** What is needed **
Omit the images and output every line of the data below exactly.

+++ Supplied entries

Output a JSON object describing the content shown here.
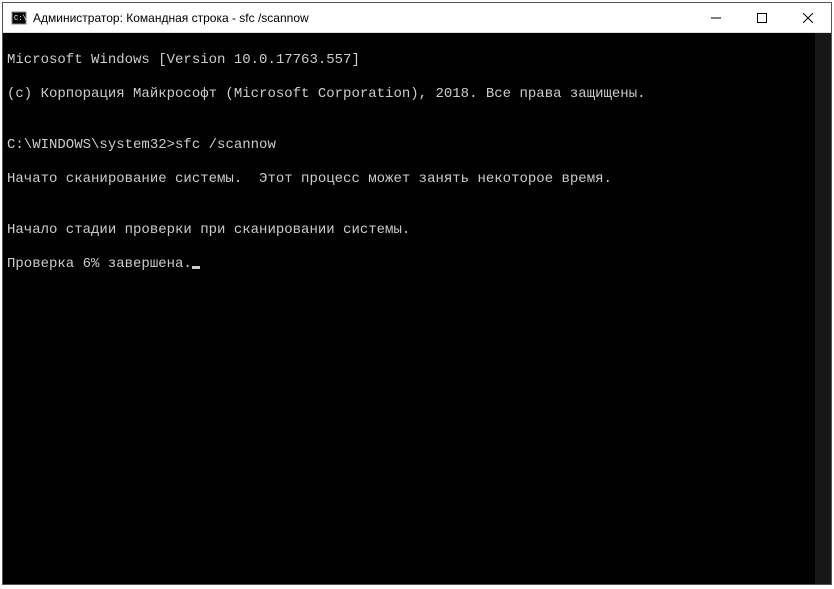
{
  "window": {
    "title": "Администратор: Командная строка - sfc  /scannow"
  },
  "console": {
    "line1": "Microsoft Windows [Version 10.0.17763.557]",
    "line2": "(c) Корпорация Майкрософт (Microsoft Corporation), 2018. Все права защищены.",
    "blank1": "",
    "prompt": "C:\\WINDOWS\\system32>",
    "command": "sfc /scannow",
    "blank2": "",
    "line3": "Начато сканирование системы.  Этот процесс может занять некоторое время.",
    "blank3": "",
    "line4": "Начало стадии проверки при сканировании системы.",
    "line5": "Проверка 6% завершена."
  }
}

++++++

** Finished task **
Output a JSON object describing the content shown here.
{
  "window": {
    "title": "Администратор: Командная строка - sfc  /scannow"
  },
  "console": {
    "line1": "Microsoft Windows [Version 10.0.17763.557]",
    "line2": "(c) Корпорация Майкрософт (Microsoft Corporation), 2018. Все права защищены.",
    "blank1": "",
    "prompt": "C:\\WINDOWS\\system32>",
    "command": "sfc /scannow",
    "blank2": "",
    "line3": "Начато сканирование системы.  Этот процесс может занять некоторое время.",
    "blank3": "",
    "line4": "Начало стадии проверки при сканировании системы.",
    "line5": "Проверка 6% завершена."
  }
}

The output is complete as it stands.